Major breakthrough in Astrophysics: Machine Learning revolutionizes Neutrino detection
Astrophysics has witnessed a groundbreaking advancement as the collaboration between Machine Learning and Astrophysics takes center stage. The focus of this exciting development lies in unraveling the mysteries of neutrinos, and their immense potential to shed light on the universe. Whereas previously only neutrinos from distant galaxies had been detected, the predictions of similar particle radiation for our Milky Way could now be confirmed for the first time by using modern Machine Learning methods. The ML method used was significantly developed by Lamarr researchers. They allow mankind’s first Neutrino view of our own home galaxy.
Neutrinos, unlike light rays, have the unique ability to penetrate through matter effortlessly due to their almost massless nature. Being impervious to deflection, they act as signposts, pointing to their cosmic origins in the vast expanse of space when their trajectory and energy can be precisely determined.
The IceCube detector, an ambitious project that went into operation at the South Pole in 2010 after only six years of construction, plays a crucial role in the study of neutrinos. Equipped with Digital Optical Modules (DOMs), the experiment’s purpose is to capture these elusive particles. However, detecting neutrinos is no simple feat. Amongst a staggering influx of 2700 muons per second, only one astrophysical neutrino graces us with its presence each day. The overwhelming background noise further complicates matters, with neutrinos from distant corners of the universe overshadowing those from our own Milky Way galaxy.
This is where the use of Machine Learning comes into the picture, which has opened up new possibilities for deciphering this cosmic mystery. Mirco Hünnefeld, a leading figure in this endeavor, used a set of Convolutional Neural Networks strengthened by Decision Trees for neutrino selection. This pioneering approach led to a remarkable increase: 30 times more neutrinos were detected compared to previous studies. This data-driven search for neutrinos was verified by random experiments on large data sets. The results of the underlying study were published in Science magazine (June 30, 2023) (paywall).
The successful application of machine learning has led to a significant improvement in neutrino reconstruction, equivalent to about 75 years of conventional detection time. The method used was developed significantly by Lamarr PI Prof. Dr. Dr. Wolfgang Rhode and his astroparticle physics group at the Technical University of Dortmund in collaboration with Lamarr Founding Director Prof. Dr. Katharina Morik and her AI group at Collaborative Research Center 876.
The future for merging Machine Learning and Astroparticle Physics looks extremely promising. The collaboration has already resulted in an open-access book that can be used in educational settings, further disseminating knowledge in this emerging field:
With the interdisciplinary research field of Astrophysics led by Wolfgang Rhode, the Lamarr Institute is pioneering the partnership between AI and Astroparticle Physics and driving innovative research in this area. This merging of disciplines marks a significant chapter in the exploration of our cosmos, with Machine Learning and Astroparticle Physics going hand-in-hand to unlock the secrets of neutrinos.

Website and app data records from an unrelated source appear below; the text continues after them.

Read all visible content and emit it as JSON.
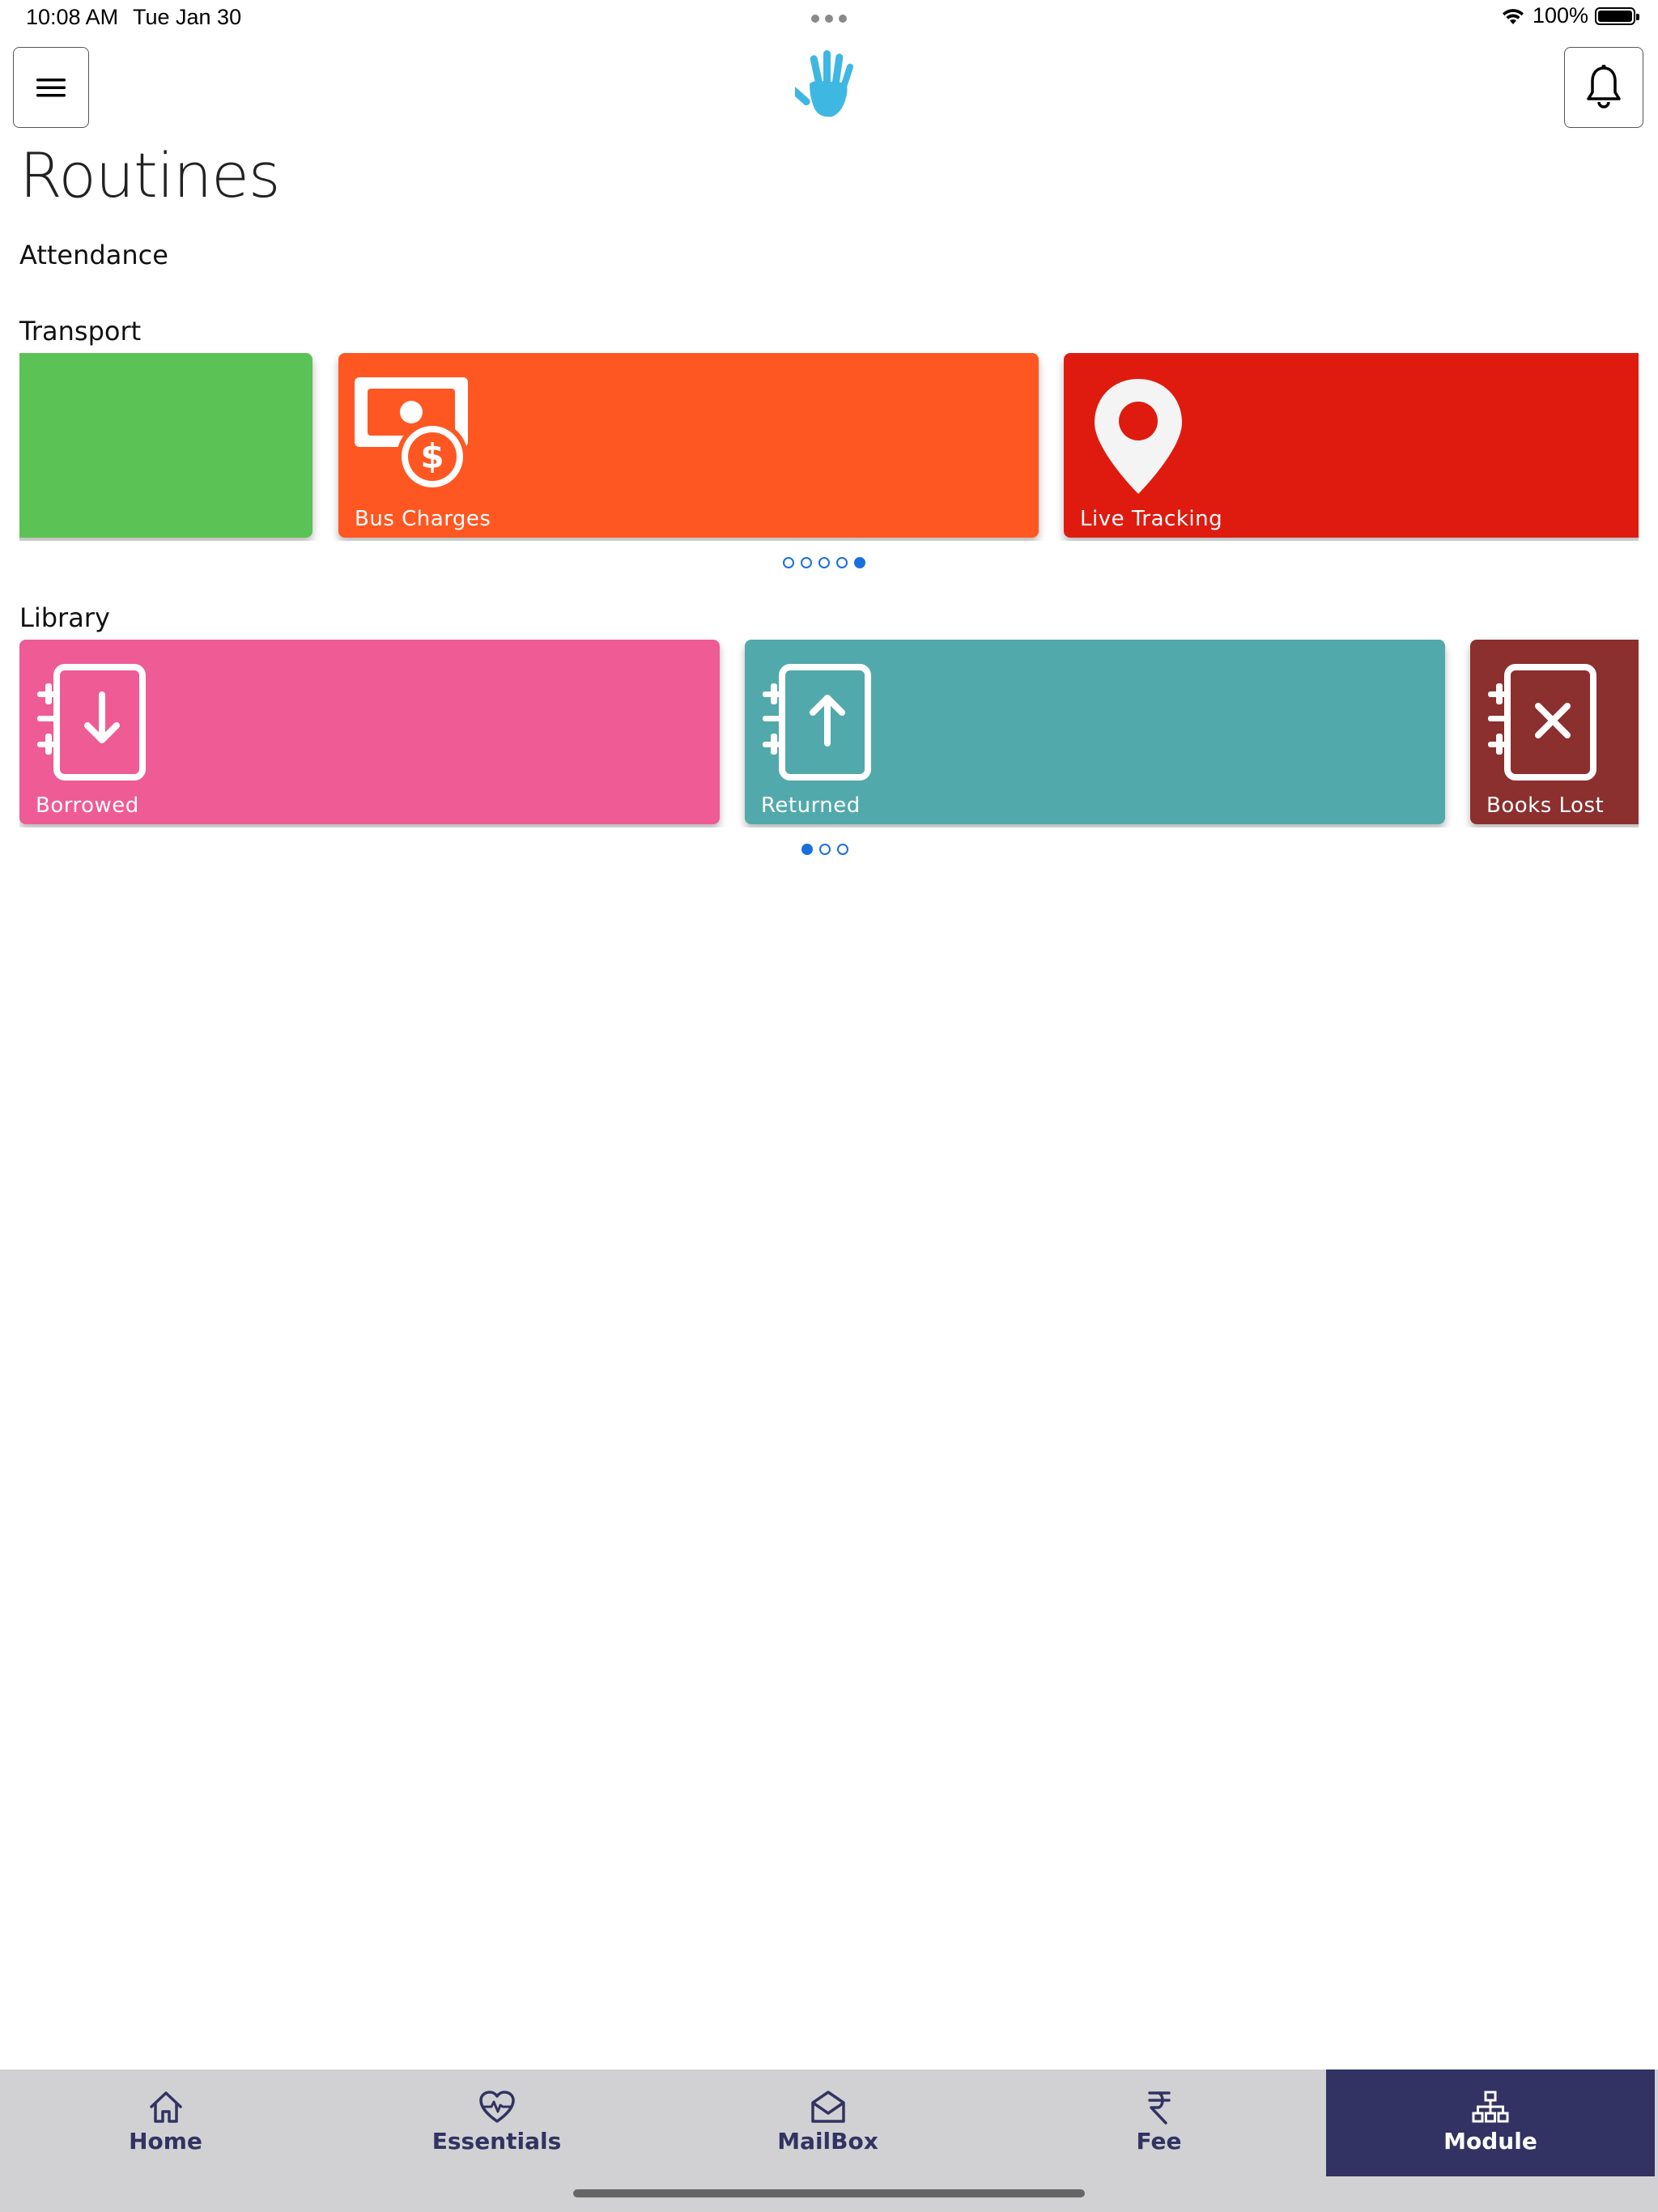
{
  "status": {
    "time": "10:08 AM",
    "date": "Tue Jan 30",
    "battery": "100%"
  },
  "header": {
    "menu_icon": "hamburger-menu-icon",
    "logo_icon": "hand-logo-icon",
    "bell_icon": "bell-icon",
    "logo_color": "#3fb7e3"
  },
  "page": {
    "title": "Routines"
  },
  "sections": {
    "attendance": {
      "title": "Attendance"
    },
    "transport": {
      "title": "Transport",
      "tiles": [
        {
          "label": "",
          "color": "#5bc255",
          "icon": ""
        },
        {
          "label": "Bus Charges",
          "color": "#ff5722",
          "icon": "money-dollar-icon"
        },
        {
          "label": "Live Tracking",
          "color": "#df1b0f",
          "icon": "location-pin-icon"
        }
      ],
      "page_count": 5,
      "active_page": 5
    },
    "library": {
      "title": "Library",
      "tiles": [
        {
          "label": "Borrowed",
          "color": "#ef5b95",
          "icon": "book-borrow-icon"
        },
        {
          "label": "Returned",
          "color": "#51a9ab",
          "icon": "book-return-icon"
        },
        {
          "label": "Books Lost",
          "color": "#8b2f2f",
          "icon": "book-lost-icon"
        }
      ],
      "page_count": 3,
      "active_page": 1
    }
  },
  "bottom_nav": {
    "items": [
      {
        "label": "Home",
        "icon": "home-icon"
      },
      {
        "label": "Essentials",
        "icon": "heart-pulse-icon"
      },
      {
        "label": "MailBox",
        "icon": "mailbox-icon"
      },
      {
        "label": "Fee",
        "icon": "rupee-icon"
      },
      {
        "label": "Module",
        "icon": "module-hierarchy-icon",
        "active": true
      }
    ],
    "active_color": "#323362",
    "background": "#d1d1d3"
  }
}
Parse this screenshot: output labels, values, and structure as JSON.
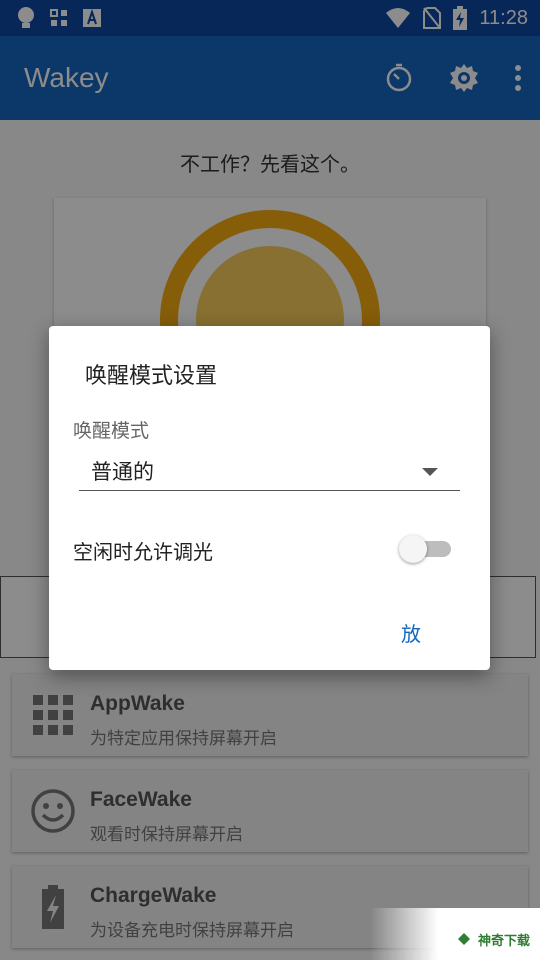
{
  "status_bar": {
    "time": "11:28",
    "icons": [
      "lightbulb-icon",
      "grid-icon",
      "text-a-icon",
      "wifi-icon",
      "no-sim-icon",
      "battery-charging-icon"
    ]
  },
  "app_bar": {
    "title": "Wakey",
    "actions": [
      "timer-icon",
      "settings-icon",
      "more-vert-icon"
    ]
  },
  "main": {
    "hint": "不工作？先看这个。"
  },
  "features": [
    {
      "icon": "apps-grid-icon",
      "name": "AppWake",
      "desc": "为特定应用保持屏幕开启"
    },
    {
      "icon": "smiley-face-icon",
      "name": "FaceWake",
      "desc": "观看时保持屏幕开启"
    },
    {
      "icon": "battery-charging-icon",
      "name": "ChargeWake",
      "desc": "为设备充电时保持屏幕开启"
    }
  ],
  "dialog": {
    "title": "唤醒模式设置",
    "mode_label": "唤醒模式",
    "mode_value": "普通的",
    "dim_label": "空闲时允许调光",
    "dim_enabled": false,
    "ok_label": "放"
  },
  "watermark": {
    "text": "神奇下载"
  },
  "colors": {
    "status_bar": "#0d47a1",
    "app_bar": "#1565c0",
    "ring": "#f4a911",
    "sun": "#f7cc5c",
    "accent": "#1565c0"
  }
}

The announcement of the results on June 29, 2023 with the participation of Wolfgang Rhode and Mirco Hünnefeld can be viewed in full length here (recording):